What is required = Look through the records and copy each line that has "gusta" in it.

=======

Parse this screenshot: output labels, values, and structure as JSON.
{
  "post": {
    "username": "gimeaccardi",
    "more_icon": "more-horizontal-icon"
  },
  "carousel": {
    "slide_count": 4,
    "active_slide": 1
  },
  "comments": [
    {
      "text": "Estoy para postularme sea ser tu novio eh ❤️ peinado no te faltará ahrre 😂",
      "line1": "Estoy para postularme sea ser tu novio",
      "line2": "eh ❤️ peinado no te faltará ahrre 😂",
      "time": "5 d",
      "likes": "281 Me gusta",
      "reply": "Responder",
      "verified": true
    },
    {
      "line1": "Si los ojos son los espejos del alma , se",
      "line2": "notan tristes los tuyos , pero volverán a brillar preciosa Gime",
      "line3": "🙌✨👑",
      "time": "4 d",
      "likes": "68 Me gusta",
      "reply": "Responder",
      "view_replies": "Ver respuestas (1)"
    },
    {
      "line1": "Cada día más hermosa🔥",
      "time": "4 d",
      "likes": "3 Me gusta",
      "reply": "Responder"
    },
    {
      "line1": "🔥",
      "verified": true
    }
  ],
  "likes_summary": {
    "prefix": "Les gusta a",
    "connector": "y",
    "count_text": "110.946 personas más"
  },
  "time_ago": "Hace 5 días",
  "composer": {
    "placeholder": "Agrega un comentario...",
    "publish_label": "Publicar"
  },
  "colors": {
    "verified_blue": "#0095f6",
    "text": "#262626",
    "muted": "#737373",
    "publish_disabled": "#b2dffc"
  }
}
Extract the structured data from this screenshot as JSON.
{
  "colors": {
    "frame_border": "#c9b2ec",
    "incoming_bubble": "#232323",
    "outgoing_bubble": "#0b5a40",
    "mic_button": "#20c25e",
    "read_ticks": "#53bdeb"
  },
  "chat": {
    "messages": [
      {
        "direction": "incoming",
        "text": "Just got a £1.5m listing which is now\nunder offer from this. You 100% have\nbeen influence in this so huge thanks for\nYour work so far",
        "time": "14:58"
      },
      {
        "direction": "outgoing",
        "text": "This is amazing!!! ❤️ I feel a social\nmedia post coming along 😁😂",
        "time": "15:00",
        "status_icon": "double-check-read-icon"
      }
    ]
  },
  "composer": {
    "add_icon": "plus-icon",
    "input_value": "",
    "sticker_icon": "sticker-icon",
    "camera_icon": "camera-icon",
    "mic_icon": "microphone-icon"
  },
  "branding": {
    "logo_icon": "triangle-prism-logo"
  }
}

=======

Solution for this exercise =
      "likes": "281 Me gusta",
      "likes": "68 Me gusta",
      "likes": "3 Me gusta",
    "prefix": "Les gusta a",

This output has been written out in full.